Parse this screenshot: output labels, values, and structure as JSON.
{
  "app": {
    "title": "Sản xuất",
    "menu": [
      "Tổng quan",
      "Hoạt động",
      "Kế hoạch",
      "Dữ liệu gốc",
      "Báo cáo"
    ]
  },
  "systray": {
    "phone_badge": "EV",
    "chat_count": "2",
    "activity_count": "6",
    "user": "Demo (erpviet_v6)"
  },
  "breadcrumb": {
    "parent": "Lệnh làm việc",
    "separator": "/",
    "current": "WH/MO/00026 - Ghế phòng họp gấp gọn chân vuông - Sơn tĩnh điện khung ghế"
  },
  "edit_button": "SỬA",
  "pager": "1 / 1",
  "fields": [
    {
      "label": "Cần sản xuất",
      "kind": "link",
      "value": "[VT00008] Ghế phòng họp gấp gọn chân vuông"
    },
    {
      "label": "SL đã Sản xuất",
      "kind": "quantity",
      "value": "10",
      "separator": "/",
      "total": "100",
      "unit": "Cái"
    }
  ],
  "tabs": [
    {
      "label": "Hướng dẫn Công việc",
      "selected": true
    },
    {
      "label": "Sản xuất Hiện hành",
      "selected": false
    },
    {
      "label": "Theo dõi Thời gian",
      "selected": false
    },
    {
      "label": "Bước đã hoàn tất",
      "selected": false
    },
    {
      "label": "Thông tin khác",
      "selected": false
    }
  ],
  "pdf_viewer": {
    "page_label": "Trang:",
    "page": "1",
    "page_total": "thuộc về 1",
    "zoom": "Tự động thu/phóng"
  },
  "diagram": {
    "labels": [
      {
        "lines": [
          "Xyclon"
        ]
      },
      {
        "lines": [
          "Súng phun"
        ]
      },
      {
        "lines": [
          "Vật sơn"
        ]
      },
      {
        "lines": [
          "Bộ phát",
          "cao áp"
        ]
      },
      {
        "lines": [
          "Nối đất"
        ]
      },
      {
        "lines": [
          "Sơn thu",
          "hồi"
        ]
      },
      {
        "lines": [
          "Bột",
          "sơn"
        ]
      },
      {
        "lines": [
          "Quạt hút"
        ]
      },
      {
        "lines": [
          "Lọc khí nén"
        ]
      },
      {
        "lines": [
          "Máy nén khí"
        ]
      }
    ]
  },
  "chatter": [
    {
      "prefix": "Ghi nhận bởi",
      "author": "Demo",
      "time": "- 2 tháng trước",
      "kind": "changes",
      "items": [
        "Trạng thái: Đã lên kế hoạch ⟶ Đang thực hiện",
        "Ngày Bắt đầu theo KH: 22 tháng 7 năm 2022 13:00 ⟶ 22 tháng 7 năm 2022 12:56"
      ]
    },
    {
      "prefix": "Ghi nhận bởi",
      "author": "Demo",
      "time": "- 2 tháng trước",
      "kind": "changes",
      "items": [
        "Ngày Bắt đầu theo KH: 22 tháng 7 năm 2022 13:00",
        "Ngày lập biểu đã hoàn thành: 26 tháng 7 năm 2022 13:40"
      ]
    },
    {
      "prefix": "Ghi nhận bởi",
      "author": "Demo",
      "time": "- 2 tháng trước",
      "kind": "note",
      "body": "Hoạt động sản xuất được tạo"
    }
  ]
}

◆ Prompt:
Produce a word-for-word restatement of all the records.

◆ Exercise result:
Parse this screenshot: output labels, values, and structure as JSON.
{
  "app": {
    "title": "Sản xuất",
    "menu": [
      "Tổng quan",
      "Hoạt động",
      "Kế hoạch",
      "Dữ liệu gốc",
      "Báo cáo"
    ]
  },
  "systray": {
    "phone_badge": "EV",
    "chat_count": "2",
    "activity_count": "6",
    "user": "Demo (erpviet_v6)"
  },
  "breadcrumb": {
    "parent": "Lệnh làm việc",
    "separator": "/",
    "current": "WH/MO/00026 - Ghế phòng họp gấp gọn chân vuông - Sơn tĩnh điện khung ghế"
  },
  "edit_button": "SỬA",
  "pager": "1 / 1",
  "fields": [
    {
      "label": "Cần sản xuất",
      "kind": "link",
      "value": "[VT00008] Ghế phòng họp gấp gọn chân vuông"
    },
    {
      "label": "SL đã Sản xuất",
      "kind": "quantity",
      "value": "10",
      "separator": "/",
      "total": "100",
      "unit": "Cái"
    }
  ],
  "tabs": [
    {
      "label": "Hướng dẫn Công việc",
      "selected": true
    },
    {
      "label": "Sản xuất Hiện hành",
      "selected": false
    },
    {
      "label": "Theo dõi Thời gian",
      "selected": false
    },
    {
      "label": "Bước đã hoàn tất",
      "selected": false
    },
    {
      "label": "Thông tin khác",
      "selected": false
    }
  ],
  "pdf_viewer": {
    "page_label": "Trang:",
    "page": "1",
    "page_total": "thuộc về 1",
    "zoom": "Tự động thu/phóng"
  },
  "diagram": {
    "labels": [
      {
        "lines": [
          "Xyclon"
        ]
      },
      {
        "lines": [
          "Súng phun"
        ]
      },
      {
        "lines": [
          "Vật sơn"
        ]
      },
      {
        "lines": [
          "Bộ phát",
          "cao áp"
        ]
      },
      {
        "lines": [
          "Nối đất"
        ]
      },
      {
        "lines": [
          "Sơn thu",
          "hồi"
        ]
      },
      {
        "lines": [
          "Bột",
          "sơn"
        ]
      },
      {
        "lines": [
          "Quạt hút"
        ]
      },
      {
        "lines": [
          "Lọc khí nén"
        ]
      },
      {
        "lines": [
          "Máy nén khí"
        ]
      }
    ]
  },
  "chatter": [
    {
      "prefix": "Ghi nhận bởi",
      "author": "Demo",
      "time": "- 2 tháng trước",
      "kind": "changes",
      "items": [
        "Trạng thái: Đã lên kế hoạch ⟶ Đang thực hiện",
        "Ngày Bắt đầu theo KH: 22 tháng 7 năm 2022 13:00 ⟶ 22 tháng 7 năm 2022 12:56"
      ]
    },
    {
      "prefix": "Ghi nhận bởi",
      "author": "Demo",
      "time": "- 2 tháng trước",
      "kind": "changes",
      "items": [
        "Ngày Bắt đầu theo KH: 22 tháng 7 năm 2022 13:00",
        "Ngày lập biểu đã hoàn thành: 26 tháng 7 năm 2022 13:40"
      ]
    },
    {
      "prefix": "Ghi nhận bởi",
      "author": "Demo",
      "time": "- 2 tháng trước",
      "kind": "note",
      "body": "Hoạt động sản xuất được tạo"
    }
  ]
}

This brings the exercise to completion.